I just caught this story on BBC news. it said that boeing has told the BBC that more than 3000 of its 737s, 757s and 747s could have faulty fuel pumps, which in rare cases could cause mid-air explosion. the pumps were fitted as late back as 1970.
Apparently the alarm was first raised by Easyjet? Although Beoing say that no aircraft will have to be grounded. easyjet has already started replacing the defective parts.
VirginFlyer From New Zealand, joined Sep 2000, 4537 posts, RR: 41
Reply 1, posted (11 years 10 months 1 week 4 days 14 hours ago) and read 1368 times:
This has been discussed a few weeks ago. Also, its not '3000 aircraft are faulty' as everyone is crazily reporting. What it is is that a batch of one or two hundred pumps are faulty, and may be fitted on any of 3000 aircraft.

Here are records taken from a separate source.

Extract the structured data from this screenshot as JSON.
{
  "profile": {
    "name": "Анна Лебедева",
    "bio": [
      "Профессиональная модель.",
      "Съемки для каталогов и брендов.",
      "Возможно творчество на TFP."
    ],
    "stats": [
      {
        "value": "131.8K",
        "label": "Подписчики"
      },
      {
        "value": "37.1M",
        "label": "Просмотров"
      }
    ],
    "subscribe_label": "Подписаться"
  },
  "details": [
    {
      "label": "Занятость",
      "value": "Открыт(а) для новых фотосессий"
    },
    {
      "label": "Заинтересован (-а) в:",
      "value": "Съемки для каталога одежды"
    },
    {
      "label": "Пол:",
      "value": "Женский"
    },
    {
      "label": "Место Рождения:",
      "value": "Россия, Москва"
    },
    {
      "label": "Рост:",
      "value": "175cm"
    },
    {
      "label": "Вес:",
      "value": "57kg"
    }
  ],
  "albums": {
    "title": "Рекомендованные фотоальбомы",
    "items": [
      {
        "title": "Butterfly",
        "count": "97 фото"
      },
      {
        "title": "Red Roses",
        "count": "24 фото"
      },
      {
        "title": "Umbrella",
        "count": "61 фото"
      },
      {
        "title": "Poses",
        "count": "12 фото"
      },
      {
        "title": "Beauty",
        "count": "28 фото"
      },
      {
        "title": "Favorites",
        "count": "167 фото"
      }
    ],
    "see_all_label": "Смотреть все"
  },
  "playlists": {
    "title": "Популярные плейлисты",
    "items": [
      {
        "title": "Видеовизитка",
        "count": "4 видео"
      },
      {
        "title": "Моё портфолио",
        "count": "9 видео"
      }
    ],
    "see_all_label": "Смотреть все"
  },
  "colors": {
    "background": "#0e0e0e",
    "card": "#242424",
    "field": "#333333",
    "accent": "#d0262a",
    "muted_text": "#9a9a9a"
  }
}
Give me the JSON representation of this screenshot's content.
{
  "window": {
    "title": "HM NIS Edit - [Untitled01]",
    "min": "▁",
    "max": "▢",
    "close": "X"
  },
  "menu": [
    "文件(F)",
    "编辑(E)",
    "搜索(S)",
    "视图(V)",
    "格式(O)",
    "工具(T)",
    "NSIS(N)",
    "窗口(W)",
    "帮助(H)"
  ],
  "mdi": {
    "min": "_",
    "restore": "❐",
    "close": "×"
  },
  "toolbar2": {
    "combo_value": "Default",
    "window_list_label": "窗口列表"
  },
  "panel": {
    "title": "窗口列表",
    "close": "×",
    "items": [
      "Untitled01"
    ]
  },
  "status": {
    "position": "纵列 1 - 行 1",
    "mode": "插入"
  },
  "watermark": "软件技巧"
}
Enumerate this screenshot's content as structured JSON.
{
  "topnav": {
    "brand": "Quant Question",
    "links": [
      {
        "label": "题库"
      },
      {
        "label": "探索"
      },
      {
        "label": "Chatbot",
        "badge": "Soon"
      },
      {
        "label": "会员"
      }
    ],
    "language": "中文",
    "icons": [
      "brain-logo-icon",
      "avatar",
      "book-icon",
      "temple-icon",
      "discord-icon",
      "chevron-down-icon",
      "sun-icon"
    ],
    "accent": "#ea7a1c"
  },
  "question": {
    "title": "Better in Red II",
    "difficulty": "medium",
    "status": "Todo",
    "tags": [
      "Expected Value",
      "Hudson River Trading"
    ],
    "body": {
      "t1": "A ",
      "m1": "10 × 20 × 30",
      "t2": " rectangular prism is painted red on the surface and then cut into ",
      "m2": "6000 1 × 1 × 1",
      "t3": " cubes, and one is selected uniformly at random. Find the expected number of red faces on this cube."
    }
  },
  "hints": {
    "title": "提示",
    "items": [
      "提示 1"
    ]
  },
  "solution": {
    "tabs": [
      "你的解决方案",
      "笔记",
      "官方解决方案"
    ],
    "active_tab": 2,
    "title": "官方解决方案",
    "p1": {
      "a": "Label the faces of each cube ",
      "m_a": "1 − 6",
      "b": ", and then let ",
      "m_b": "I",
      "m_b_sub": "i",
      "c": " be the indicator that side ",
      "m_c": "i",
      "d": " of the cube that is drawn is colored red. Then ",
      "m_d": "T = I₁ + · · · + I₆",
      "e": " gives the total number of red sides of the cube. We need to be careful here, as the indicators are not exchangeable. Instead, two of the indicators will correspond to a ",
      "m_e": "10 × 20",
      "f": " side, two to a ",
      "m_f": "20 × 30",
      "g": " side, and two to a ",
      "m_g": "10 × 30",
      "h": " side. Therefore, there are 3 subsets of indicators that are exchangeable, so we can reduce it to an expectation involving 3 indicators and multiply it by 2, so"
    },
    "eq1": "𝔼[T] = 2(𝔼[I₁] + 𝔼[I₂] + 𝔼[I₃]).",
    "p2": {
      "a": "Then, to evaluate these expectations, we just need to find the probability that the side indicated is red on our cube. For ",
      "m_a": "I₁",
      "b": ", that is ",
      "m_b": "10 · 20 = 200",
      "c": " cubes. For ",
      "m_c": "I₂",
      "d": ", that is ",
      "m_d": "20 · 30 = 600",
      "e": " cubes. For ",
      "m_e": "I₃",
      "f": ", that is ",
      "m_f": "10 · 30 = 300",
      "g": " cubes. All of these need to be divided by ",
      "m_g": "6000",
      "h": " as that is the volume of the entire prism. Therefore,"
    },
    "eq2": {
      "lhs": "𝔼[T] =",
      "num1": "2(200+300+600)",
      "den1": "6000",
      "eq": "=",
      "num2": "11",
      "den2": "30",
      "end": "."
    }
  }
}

It simply a matter of tracking down these pumps, and having them replaced.
"So powerful is the light of unity that it can illuminate the whole earth." - Bahá'u'lláh
GDB From United Kingdom, joined May 2001, 13170 posts, RR: 78
Reply 2, posted (11 years 10 months 1 week 4 days 12 hours ago) and read 1301 times:
As reported on the BBC link above, and on the news yesterday, the number of aircraft covered by this has risen to over 3000, this figure is from a Boeing press release updating this subject.
On news bulletins yesterday, Flight International's David Learmount was on hand to give some reassuring perspective on this story.
Broke From United States of America, joined Apr 2002, 1322 posts, RR: 3
Reply 4, posted (11 years 10 months 1 week 4 days 9 hours ago) and read 1191 times:
The FAA issued an Immediate Rule AD a few weeks ago concerning some fuel pumps on 737's, 757's and 747's. It is only one manufacturer and only certain serial numbered units from that company. You basically check the part number (P/N) and serial number (S/N) of your installed units (2 each). If they are not the subject P/N and S/N, you are done. If one unit is affected, you can operate the airplane for a limited amount of time with restrictions on the use of the affected pump and then replace the pump. If both are affected, you have to replace one immediately and continue on as above.
God forbid that the press ever try to put anything into its proper context when it comes to aviation